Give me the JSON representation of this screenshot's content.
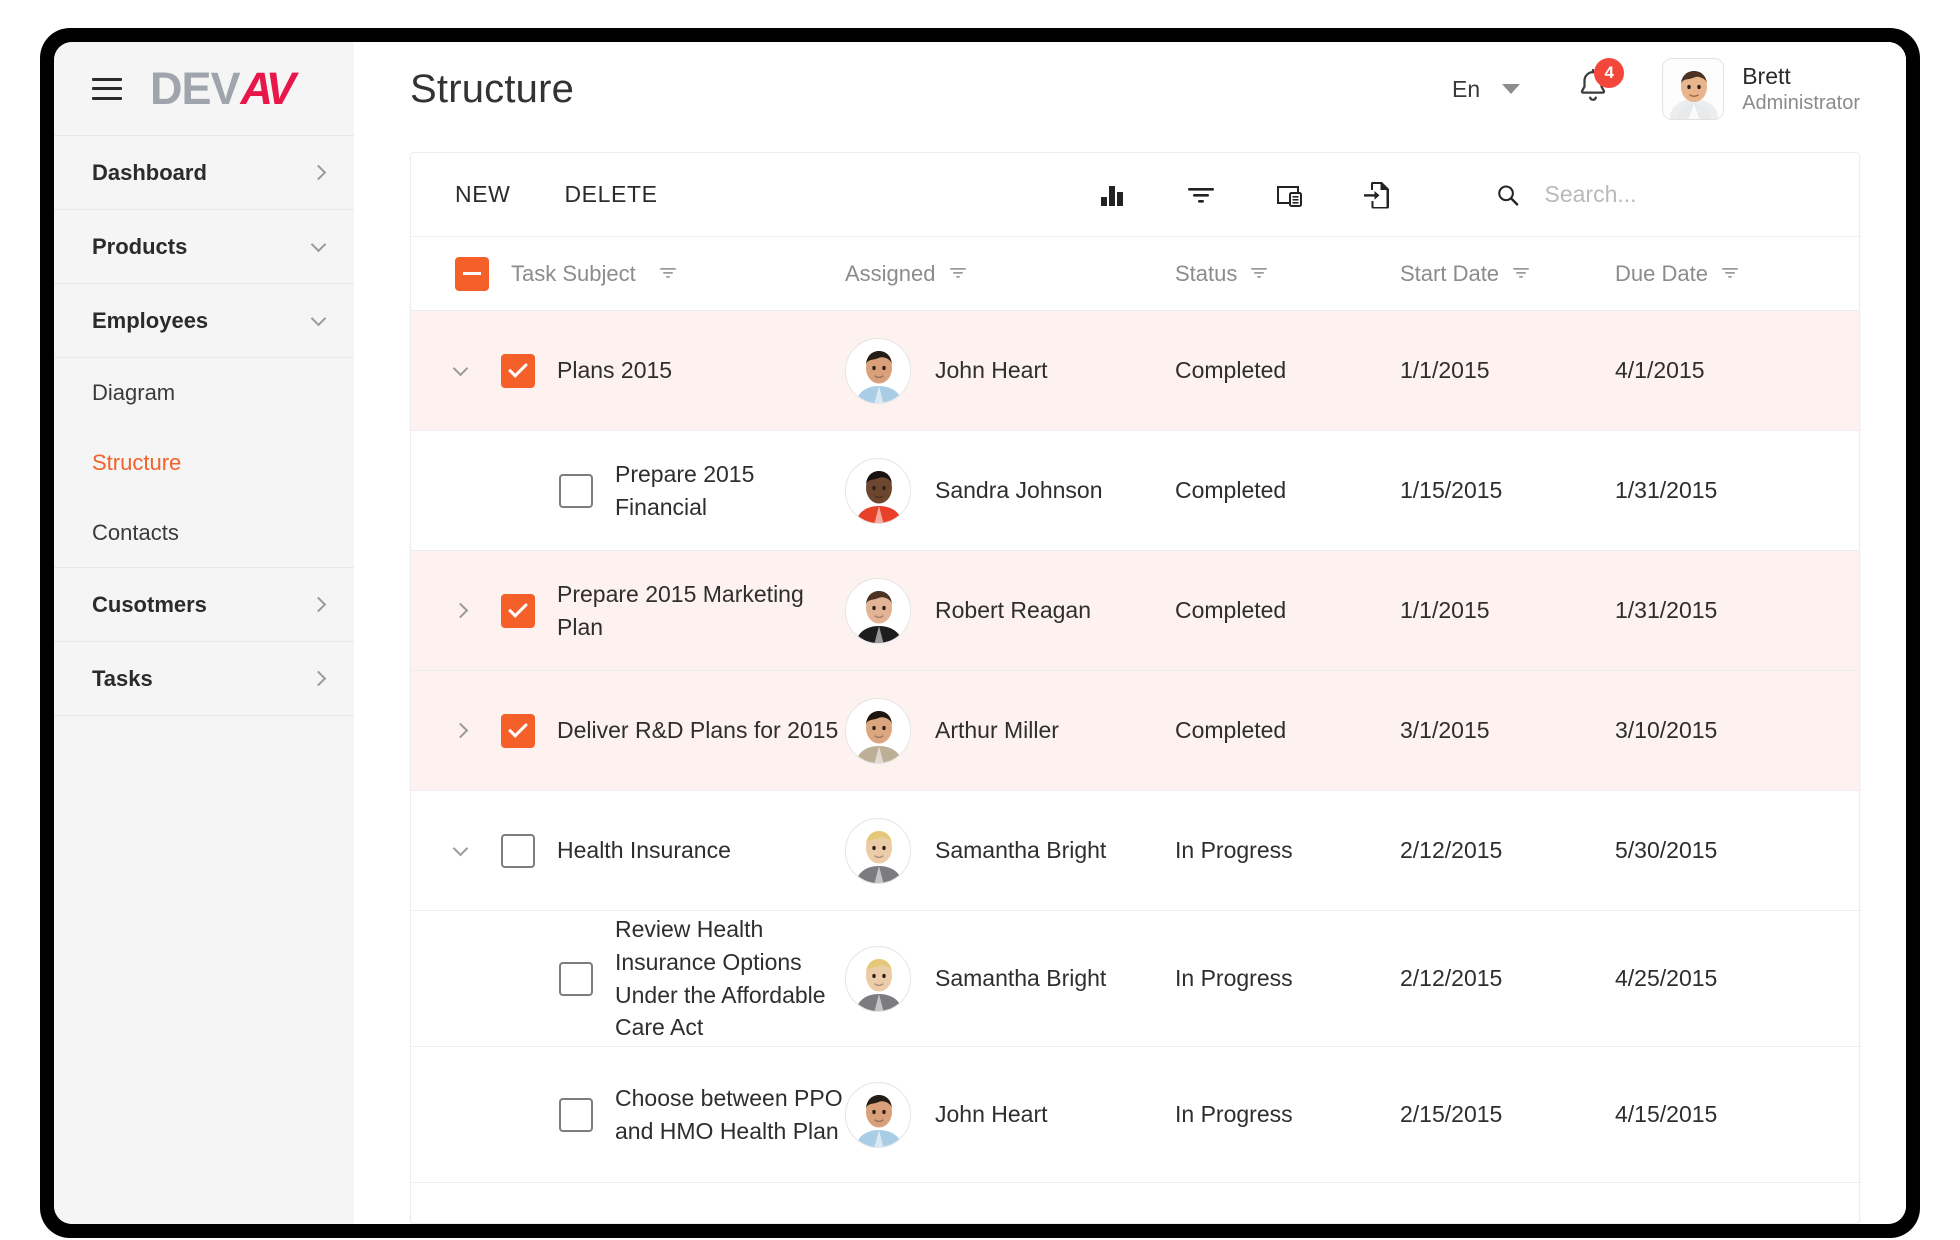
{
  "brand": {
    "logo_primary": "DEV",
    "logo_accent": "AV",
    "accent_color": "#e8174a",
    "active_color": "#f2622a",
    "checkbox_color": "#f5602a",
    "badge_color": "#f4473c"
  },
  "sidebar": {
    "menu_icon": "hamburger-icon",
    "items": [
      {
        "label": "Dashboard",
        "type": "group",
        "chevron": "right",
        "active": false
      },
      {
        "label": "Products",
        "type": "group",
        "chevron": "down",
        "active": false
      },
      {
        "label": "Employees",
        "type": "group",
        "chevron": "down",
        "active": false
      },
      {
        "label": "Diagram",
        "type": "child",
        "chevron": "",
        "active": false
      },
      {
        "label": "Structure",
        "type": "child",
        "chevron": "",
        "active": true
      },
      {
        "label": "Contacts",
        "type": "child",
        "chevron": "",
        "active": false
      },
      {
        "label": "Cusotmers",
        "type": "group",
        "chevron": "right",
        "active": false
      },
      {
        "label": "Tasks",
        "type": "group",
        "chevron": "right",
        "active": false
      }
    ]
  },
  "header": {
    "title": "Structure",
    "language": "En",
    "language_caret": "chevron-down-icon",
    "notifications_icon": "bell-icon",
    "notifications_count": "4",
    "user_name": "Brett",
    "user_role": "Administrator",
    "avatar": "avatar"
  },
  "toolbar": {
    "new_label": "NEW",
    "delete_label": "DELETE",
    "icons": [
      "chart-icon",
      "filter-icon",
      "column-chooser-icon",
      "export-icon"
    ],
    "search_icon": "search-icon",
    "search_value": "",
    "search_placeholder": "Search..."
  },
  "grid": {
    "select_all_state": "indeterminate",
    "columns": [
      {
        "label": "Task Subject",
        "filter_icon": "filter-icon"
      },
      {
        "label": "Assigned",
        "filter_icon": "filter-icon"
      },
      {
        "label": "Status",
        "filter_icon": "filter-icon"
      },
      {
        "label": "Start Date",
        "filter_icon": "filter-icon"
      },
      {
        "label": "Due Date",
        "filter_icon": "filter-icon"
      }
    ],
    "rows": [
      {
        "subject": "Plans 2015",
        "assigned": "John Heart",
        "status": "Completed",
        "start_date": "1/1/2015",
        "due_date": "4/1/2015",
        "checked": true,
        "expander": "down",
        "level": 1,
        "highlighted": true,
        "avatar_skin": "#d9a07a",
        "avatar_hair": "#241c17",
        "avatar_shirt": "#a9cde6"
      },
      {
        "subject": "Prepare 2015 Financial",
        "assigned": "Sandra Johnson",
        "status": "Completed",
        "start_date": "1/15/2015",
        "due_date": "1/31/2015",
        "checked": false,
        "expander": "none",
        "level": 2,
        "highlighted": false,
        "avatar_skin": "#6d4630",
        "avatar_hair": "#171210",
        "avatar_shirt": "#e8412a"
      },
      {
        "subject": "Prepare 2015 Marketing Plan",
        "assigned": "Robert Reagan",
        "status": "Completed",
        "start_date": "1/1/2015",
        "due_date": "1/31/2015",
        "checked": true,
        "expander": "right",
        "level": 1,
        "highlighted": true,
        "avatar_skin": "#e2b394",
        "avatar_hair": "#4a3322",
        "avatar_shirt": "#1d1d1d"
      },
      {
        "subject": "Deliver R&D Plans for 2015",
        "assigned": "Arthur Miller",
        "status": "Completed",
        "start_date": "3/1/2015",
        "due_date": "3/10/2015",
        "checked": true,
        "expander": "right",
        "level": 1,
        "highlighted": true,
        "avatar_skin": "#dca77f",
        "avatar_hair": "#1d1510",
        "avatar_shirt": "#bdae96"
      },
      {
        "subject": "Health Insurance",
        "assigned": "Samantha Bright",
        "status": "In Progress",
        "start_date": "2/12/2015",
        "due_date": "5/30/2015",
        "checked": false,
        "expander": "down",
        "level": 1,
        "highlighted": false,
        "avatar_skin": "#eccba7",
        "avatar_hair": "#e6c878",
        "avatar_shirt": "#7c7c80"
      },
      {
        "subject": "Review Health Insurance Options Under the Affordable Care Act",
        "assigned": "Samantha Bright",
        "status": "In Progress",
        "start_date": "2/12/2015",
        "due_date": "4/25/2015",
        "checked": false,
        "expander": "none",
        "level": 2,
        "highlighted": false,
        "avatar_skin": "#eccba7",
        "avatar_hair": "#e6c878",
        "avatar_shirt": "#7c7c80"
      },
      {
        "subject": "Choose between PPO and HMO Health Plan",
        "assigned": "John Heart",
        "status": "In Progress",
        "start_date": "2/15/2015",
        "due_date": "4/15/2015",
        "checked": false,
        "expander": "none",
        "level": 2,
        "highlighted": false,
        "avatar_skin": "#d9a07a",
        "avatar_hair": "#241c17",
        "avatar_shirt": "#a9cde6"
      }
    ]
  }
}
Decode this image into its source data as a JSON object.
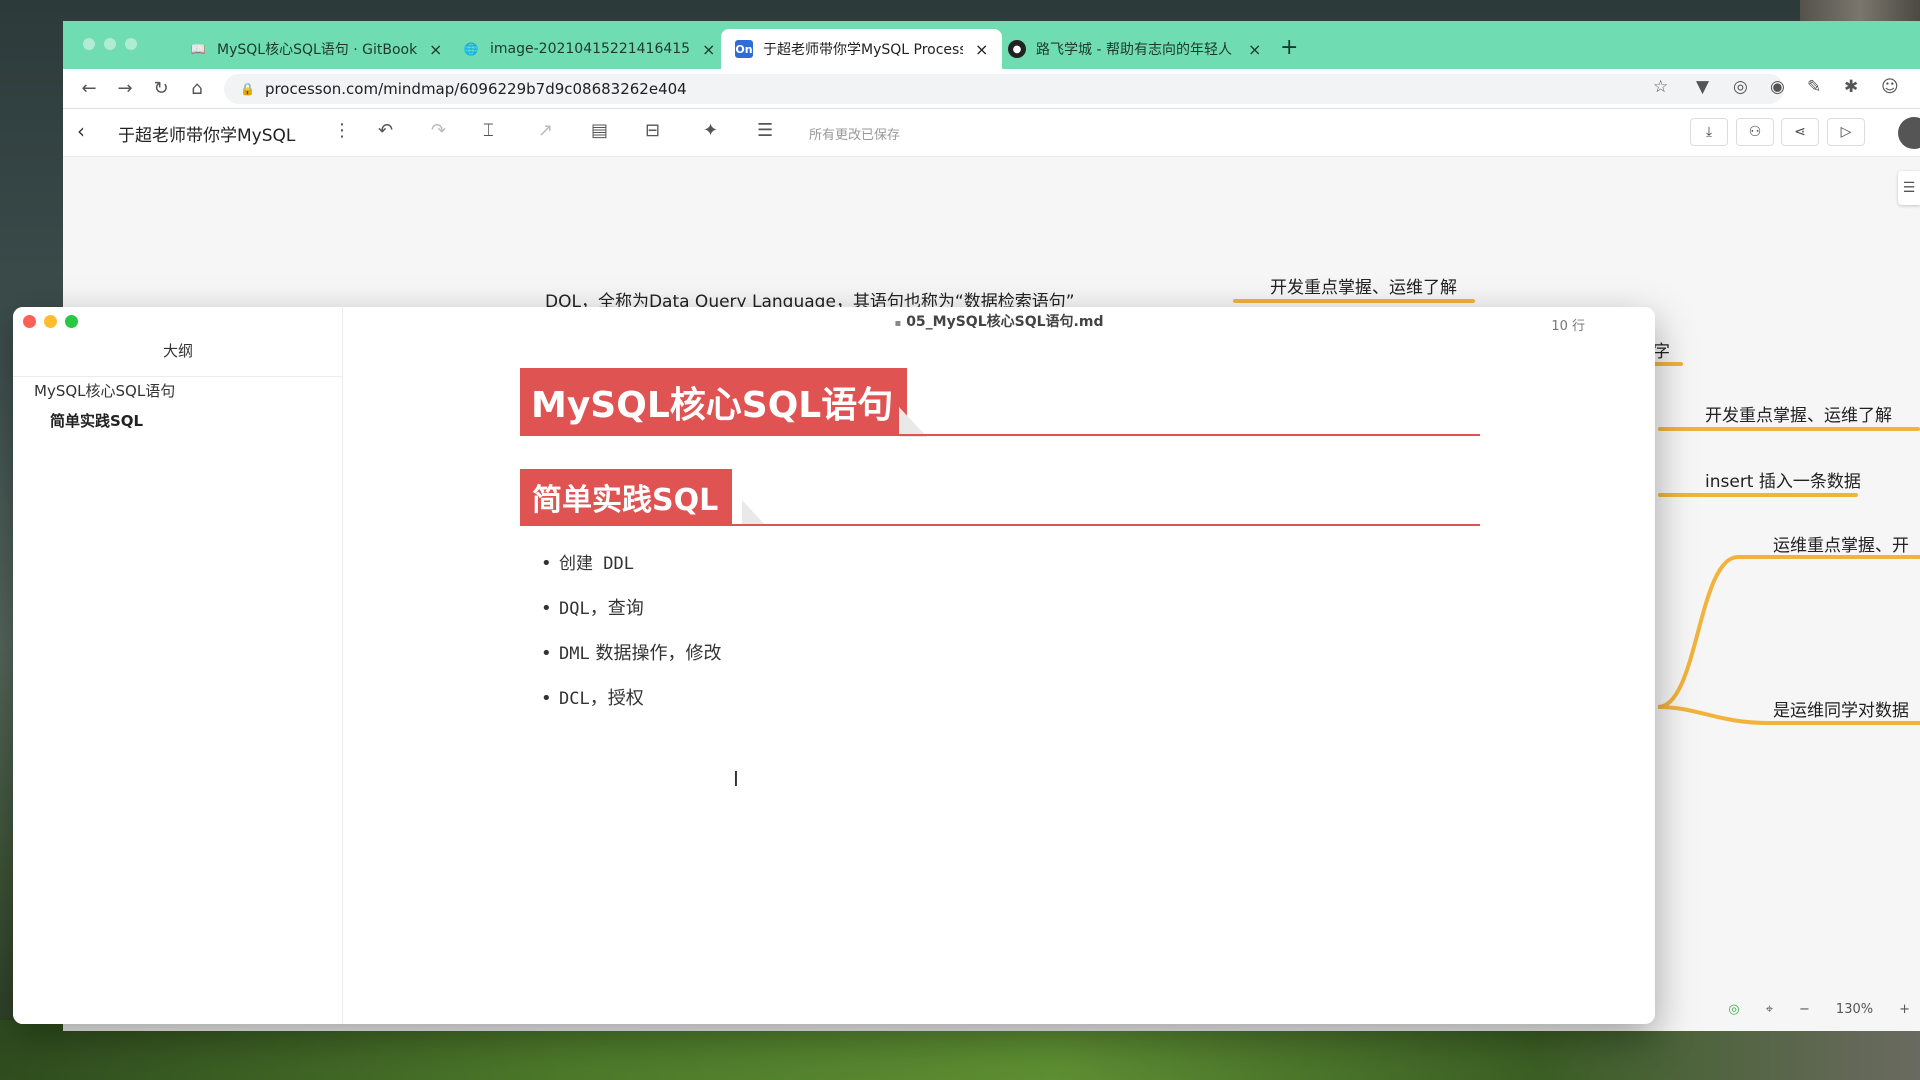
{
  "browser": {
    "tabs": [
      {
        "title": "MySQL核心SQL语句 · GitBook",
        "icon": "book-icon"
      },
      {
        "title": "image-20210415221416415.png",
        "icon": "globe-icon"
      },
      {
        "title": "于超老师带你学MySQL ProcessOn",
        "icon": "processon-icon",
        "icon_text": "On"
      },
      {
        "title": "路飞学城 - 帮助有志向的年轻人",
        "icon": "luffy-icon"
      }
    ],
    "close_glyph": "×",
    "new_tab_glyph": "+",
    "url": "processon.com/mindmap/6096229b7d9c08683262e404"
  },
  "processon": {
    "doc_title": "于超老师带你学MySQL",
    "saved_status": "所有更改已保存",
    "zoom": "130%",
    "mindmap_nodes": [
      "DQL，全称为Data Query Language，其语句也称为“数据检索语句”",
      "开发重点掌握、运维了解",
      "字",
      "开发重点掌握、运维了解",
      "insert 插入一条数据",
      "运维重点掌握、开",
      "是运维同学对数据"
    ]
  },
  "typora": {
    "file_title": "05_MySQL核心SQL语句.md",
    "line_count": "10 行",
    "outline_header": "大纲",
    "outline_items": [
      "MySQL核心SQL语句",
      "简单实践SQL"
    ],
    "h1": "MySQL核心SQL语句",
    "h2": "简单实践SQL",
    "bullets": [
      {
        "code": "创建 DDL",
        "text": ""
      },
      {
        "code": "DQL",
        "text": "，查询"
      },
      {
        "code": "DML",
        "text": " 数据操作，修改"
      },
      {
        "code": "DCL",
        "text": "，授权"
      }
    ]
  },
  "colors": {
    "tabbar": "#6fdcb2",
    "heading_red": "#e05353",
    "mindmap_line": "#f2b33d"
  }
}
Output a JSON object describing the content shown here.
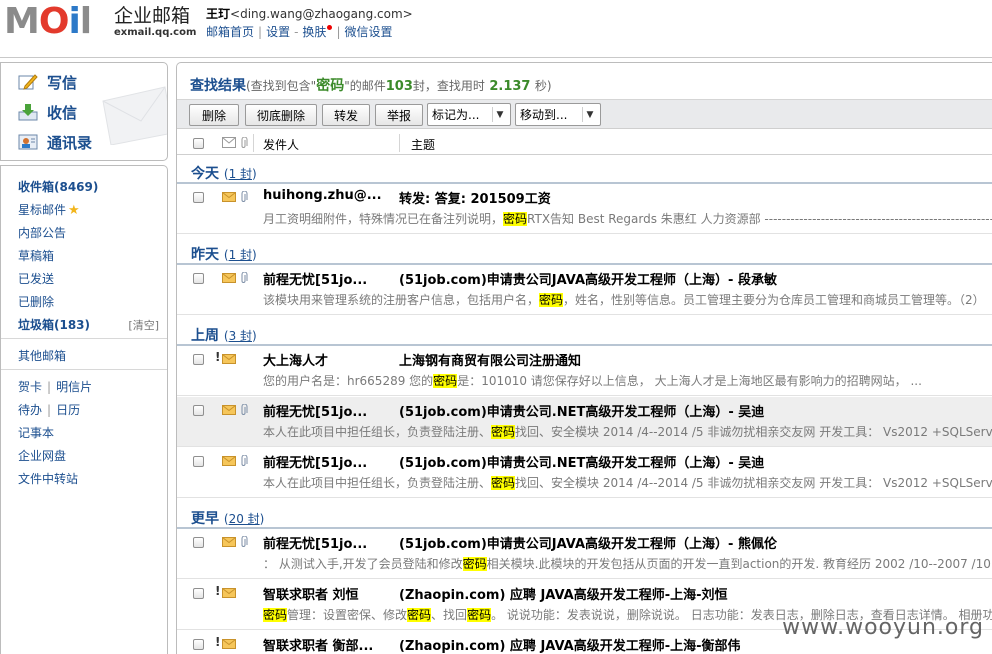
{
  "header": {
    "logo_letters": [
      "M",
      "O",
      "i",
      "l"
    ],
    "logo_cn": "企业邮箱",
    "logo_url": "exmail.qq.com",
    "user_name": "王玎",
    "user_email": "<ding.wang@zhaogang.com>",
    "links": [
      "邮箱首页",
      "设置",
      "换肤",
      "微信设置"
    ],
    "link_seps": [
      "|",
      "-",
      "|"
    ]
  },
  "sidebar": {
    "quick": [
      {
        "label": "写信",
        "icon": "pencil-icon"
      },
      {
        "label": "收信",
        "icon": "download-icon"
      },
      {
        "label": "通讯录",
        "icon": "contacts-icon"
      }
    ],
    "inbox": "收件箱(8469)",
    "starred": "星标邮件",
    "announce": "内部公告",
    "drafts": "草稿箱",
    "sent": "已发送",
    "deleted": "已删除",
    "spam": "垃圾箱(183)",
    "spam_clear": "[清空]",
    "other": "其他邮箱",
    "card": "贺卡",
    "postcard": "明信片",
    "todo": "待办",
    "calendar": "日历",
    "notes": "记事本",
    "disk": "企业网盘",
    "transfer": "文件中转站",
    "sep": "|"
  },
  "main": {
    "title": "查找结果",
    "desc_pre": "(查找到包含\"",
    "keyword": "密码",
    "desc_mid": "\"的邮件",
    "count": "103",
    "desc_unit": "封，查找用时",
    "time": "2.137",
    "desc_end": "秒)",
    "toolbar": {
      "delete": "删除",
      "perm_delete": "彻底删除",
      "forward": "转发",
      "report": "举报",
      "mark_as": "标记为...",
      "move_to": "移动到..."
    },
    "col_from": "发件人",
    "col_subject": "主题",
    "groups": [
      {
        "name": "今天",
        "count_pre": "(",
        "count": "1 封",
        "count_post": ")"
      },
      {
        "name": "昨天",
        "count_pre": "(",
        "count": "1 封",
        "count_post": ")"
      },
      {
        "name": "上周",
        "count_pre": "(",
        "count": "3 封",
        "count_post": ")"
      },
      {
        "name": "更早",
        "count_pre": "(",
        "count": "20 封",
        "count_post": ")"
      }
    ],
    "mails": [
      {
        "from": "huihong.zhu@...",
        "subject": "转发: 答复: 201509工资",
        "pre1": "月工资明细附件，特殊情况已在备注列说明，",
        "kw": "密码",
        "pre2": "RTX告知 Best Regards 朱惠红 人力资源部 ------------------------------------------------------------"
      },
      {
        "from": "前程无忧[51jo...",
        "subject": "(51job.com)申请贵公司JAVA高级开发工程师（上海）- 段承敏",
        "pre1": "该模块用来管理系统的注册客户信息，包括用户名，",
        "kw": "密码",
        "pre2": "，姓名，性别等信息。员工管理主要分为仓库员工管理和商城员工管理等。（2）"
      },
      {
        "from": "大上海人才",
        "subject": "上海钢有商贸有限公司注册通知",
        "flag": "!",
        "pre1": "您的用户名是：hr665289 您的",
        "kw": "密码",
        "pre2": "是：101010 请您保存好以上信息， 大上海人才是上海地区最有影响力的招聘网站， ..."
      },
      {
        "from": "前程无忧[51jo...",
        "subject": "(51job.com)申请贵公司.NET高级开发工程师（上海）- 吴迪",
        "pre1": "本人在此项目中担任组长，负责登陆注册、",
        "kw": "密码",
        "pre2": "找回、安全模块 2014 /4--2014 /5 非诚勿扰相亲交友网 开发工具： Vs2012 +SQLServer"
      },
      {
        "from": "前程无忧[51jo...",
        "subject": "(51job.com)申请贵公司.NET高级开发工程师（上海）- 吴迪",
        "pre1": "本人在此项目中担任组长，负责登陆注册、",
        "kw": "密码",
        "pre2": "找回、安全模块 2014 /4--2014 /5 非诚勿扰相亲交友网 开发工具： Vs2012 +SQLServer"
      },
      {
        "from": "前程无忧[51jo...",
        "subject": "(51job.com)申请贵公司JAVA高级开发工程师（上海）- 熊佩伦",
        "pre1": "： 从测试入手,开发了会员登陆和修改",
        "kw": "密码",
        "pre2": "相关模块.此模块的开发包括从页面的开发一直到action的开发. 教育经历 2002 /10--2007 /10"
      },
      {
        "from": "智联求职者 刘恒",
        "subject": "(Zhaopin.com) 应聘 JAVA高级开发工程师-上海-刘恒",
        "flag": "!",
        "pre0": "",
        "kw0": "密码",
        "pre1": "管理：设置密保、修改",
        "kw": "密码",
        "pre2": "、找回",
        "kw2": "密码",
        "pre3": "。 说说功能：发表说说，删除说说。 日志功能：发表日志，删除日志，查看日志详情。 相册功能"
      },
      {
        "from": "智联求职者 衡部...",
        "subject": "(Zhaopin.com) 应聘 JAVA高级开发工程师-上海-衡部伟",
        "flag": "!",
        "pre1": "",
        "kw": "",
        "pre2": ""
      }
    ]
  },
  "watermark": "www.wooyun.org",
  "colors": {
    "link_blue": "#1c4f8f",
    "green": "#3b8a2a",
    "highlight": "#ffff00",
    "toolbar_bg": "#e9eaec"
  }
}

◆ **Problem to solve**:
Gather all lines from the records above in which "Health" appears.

◆ **Answer to this exercise**:
        "subject": "Health Insurance",
        "subject": "Review Health Insurance Options Under the Affordable Care Act",
        "subject": "Choose between PPO and HMO Health Plan",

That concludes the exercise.